> BRIEF
Each entry should be duplicated verbatim; its pictures should not be.

[Data about app and page elements]
"""

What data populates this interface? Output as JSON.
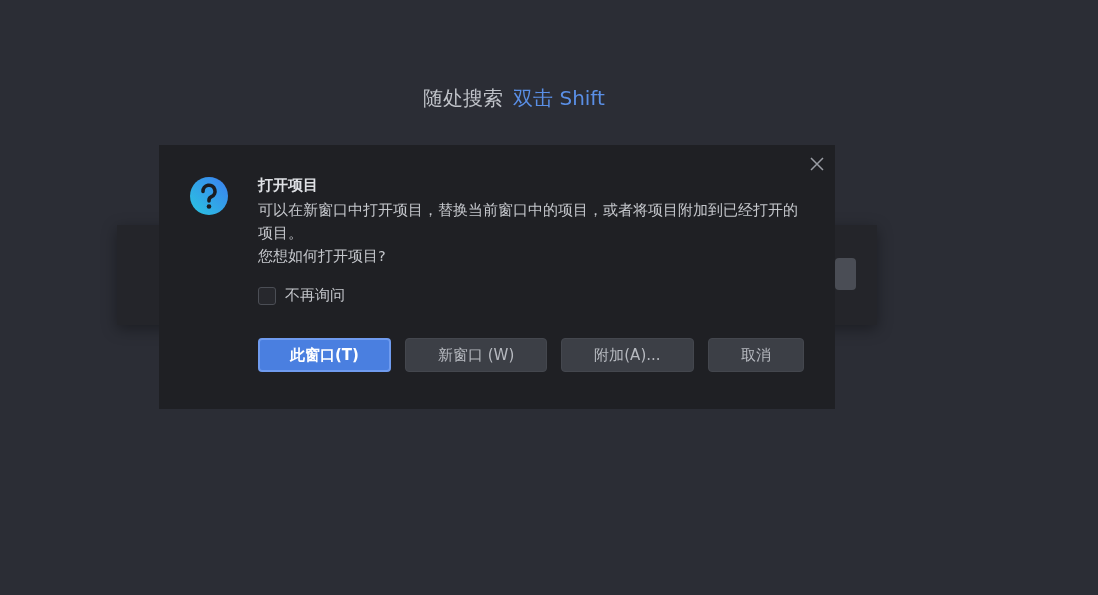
{
  "hints": [
    {
      "label": "随处搜索",
      "shortcut": "双击 Shift"
    }
  ],
  "dialog": {
    "title": "打开项目",
    "message": [
      "可以在新窗口中打开项目，替换当前窗口中的项目，或者将项目附加到已经打开的项目。",
      "您想如何打开项目?"
    ],
    "checkbox": {
      "label": "不再询问",
      "checked": false
    },
    "buttons": [
      {
        "label": "此窗口(T)",
        "selected": true
      },
      {
        "label": "新窗口 (W)",
        "selected": false
      },
      {
        "label": "附加(A)...",
        "selected": false
      },
      {
        "label": "取消",
        "selected": false
      }
    ]
  }
}
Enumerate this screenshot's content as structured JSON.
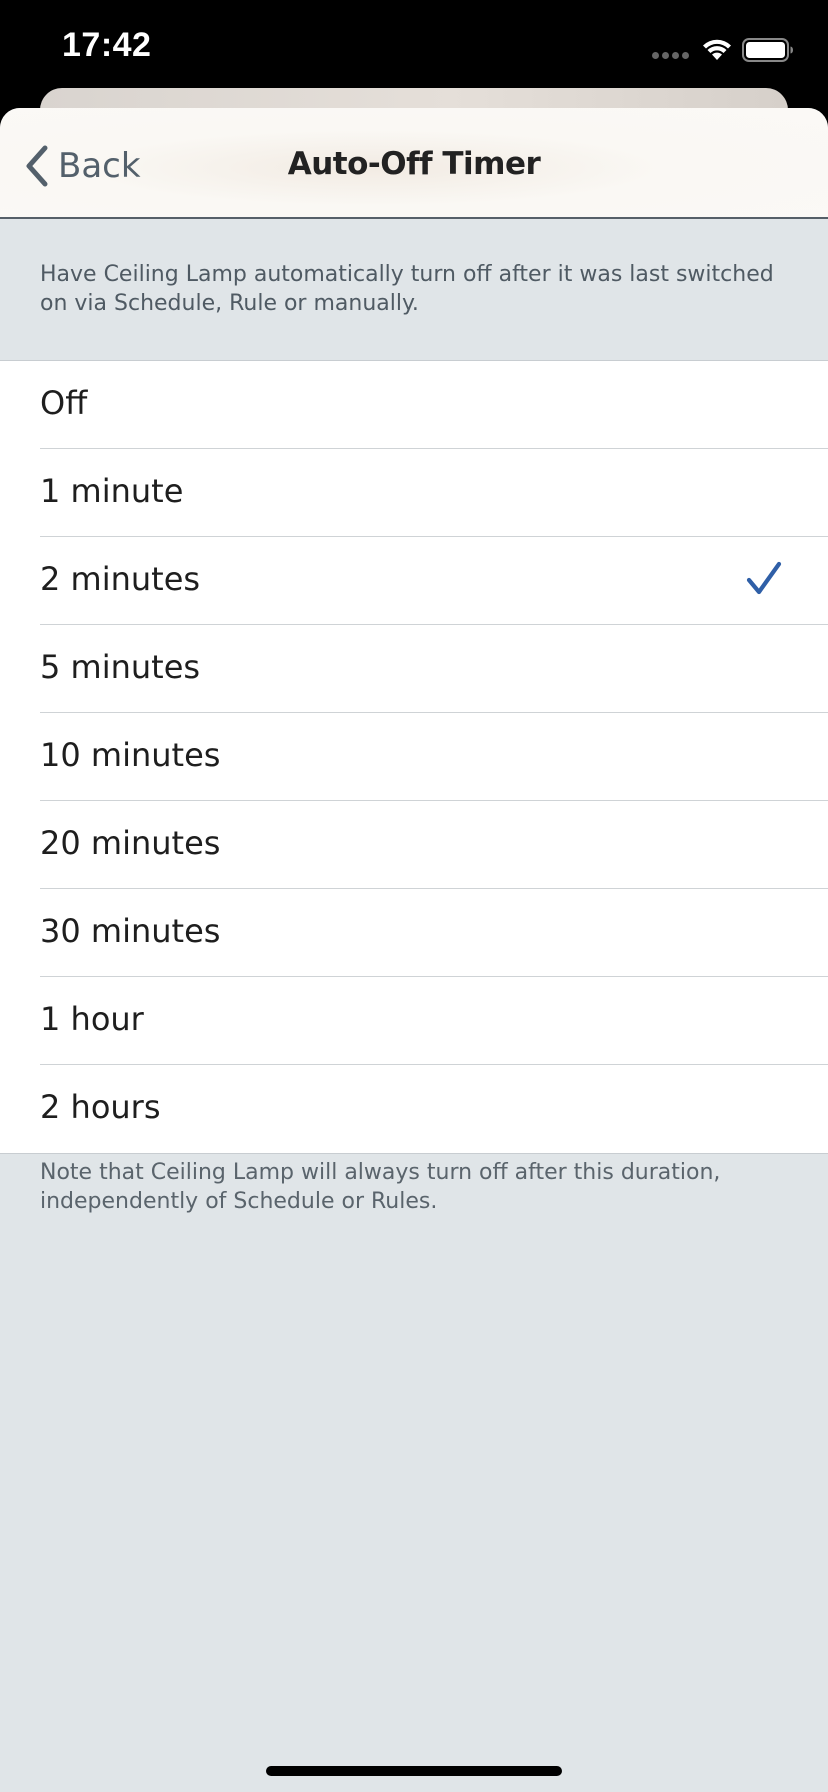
{
  "status_bar": {
    "time": "17:42"
  },
  "nav": {
    "back_label": "Back",
    "title": "Auto-Off Timer"
  },
  "header_note": "Have Ceiling Lamp automatically turn off after it was last switched on via Schedule, Rule or manually.",
  "options": [
    {
      "label": "Off",
      "selected": false
    },
    {
      "label": "1 minute",
      "selected": false
    },
    {
      "label": "2 minutes",
      "selected": true
    },
    {
      "label": "5 minutes",
      "selected": false
    },
    {
      "label": "10 minutes",
      "selected": false
    },
    {
      "label": "20 minutes",
      "selected": false
    },
    {
      "label": "30 minutes",
      "selected": false
    },
    {
      "label": "1 hour",
      "selected": false
    },
    {
      "label": "2 hours",
      "selected": false
    }
  ],
  "footer_note": "Note that Ceiling Lamp will always turn off after this duration, independently of Schedule or Rules.",
  "colors": {
    "accent_check": "#2f5fa7",
    "background": "#e0e5e8",
    "nav_text": "#53606b"
  },
  "icons": {
    "back": "chevron-left-icon",
    "selected": "checkmark-icon",
    "wifi": "wifi-icon",
    "battery": "battery-icon"
  }
}
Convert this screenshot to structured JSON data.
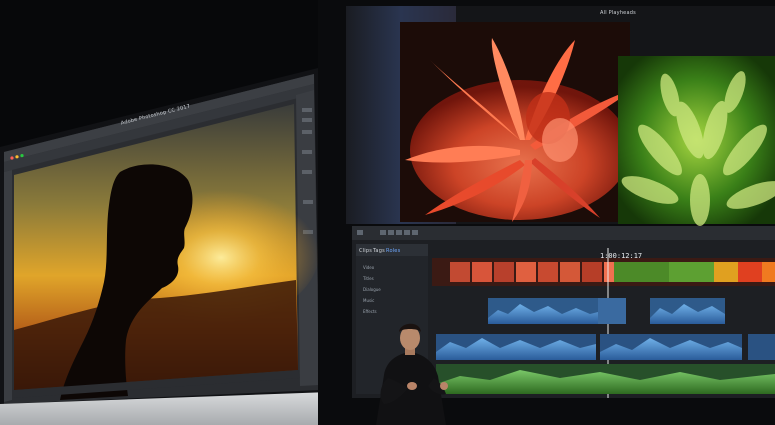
{
  "scene": {
    "background_color": "#07080a"
  },
  "left_display": {
    "app_window_title": "Adobe Photoshop CC 2017",
    "image_subject": "silhouette-at-sunset",
    "accent_color": "#f0a020"
  },
  "right_display": {
    "viewer_title": "All Playheads",
    "timecode": "1:00:12:17",
    "browser_tabs": [
      "Clips",
      "Tags",
      "Roles"
    ],
    "role_list": [
      "Video",
      "Titles",
      "Dialogue",
      "Music",
      "Effects"
    ],
    "accent_color": "#2e6cf0"
  },
  "presenter": {
    "description": "presenter-on-stage"
  }
}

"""

> THE ANSWER
What data populates this interface? Output as JSON.
{
  "hints": [
    {
      "label": "随处搜索",
      "shortcut": "双击 Shift"
    }
  ],
  "dialog": {
    "title": "打开项目",
    "message": [
      "可以在新窗口中打开项目，替换当前窗口中的项目，或者将项目附加到已经打开的项目。",
      "您想如何打开项目?"
    ],
    "checkbox": {
      "label": "不再询问",
      "checked": false
    },
    "buttons": [
      {
        "label": "此窗口(T)",
        "selected": true
      },
      {
        "label": "新窗口 (W)",
        "selected": false
      },
      {
        "label": "附加(A)...",
        "selected": false
      },
      {
        "label": "取消",
        "selected": false
      }
    ]
  }
}
Enumerate this screenshot's content as structured JSON.
{
  "status_bar": {
    "time": "17:42"
  },
  "nav": {
    "back_label": "Back",
    "title": "Auto-Off Timer"
  },
  "header_note": "Have Ceiling Lamp automatically turn off after it was last switched on via Schedule, Rule or manually.",
  "options": [
    {
      "label": "Off",
      "selected": false
    },
    {
      "label": "1 minute",
      "selected": false
    },
    {
      "label": "2 minutes",
      "selected": true
    },
    {
      "label": "5 minutes",
      "selected": false
    },
    {
      "label": "10 minutes",
      "selected": false
    },
    {
      "label": "20 minutes",
      "selected": false
    },
    {
      "label": "30 minutes",
      "selected": false
    },
    {
      "label": "1 hour",
      "selected": false
    },
    {
      "label": "2 hours",
      "selected": false
    }
  ],
  "footer_note": "Note that Ceiling Lamp will always turn off after this duration, independently of Schedule or Rules.",
  "colors": {
    "accent_check": "#2f5fa7",
    "background": "#e0e5e8",
    "nav_text": "#53606b"
  },
  "icons": {
    "back": "chevron-left-icon",
    "selected": "checkmark-icon",
    "wifi": "wifi-icon",
    "battery": "battery-icon"
  }
}
Convert this screenshot to structured JSON data.
{
  "scene": {
    "background_color": "#07080a"
  },
  "left_display": {
    "app_window_title": "Adobe Photoshop CC 2017",
    "image_subject": "silhouette-at-sunset",
    "accent_color": "#f0a020"
  },
  "right_display": {
    "viewer_title": "All Playheads",
    "timecode": "1:00:12:17",
    "browser_tabs": [
      "Clips",
      "Tags",
      "Roles"
    ],
    "role_list": [
      "Video",
      "Titles",
      "Dialogue",
      "Music",
      "Effects"
    ],
    "accent_color": "#2e6cf0"
  },
  "presenter": {
    "description": "presenter-on-stage"
  }
}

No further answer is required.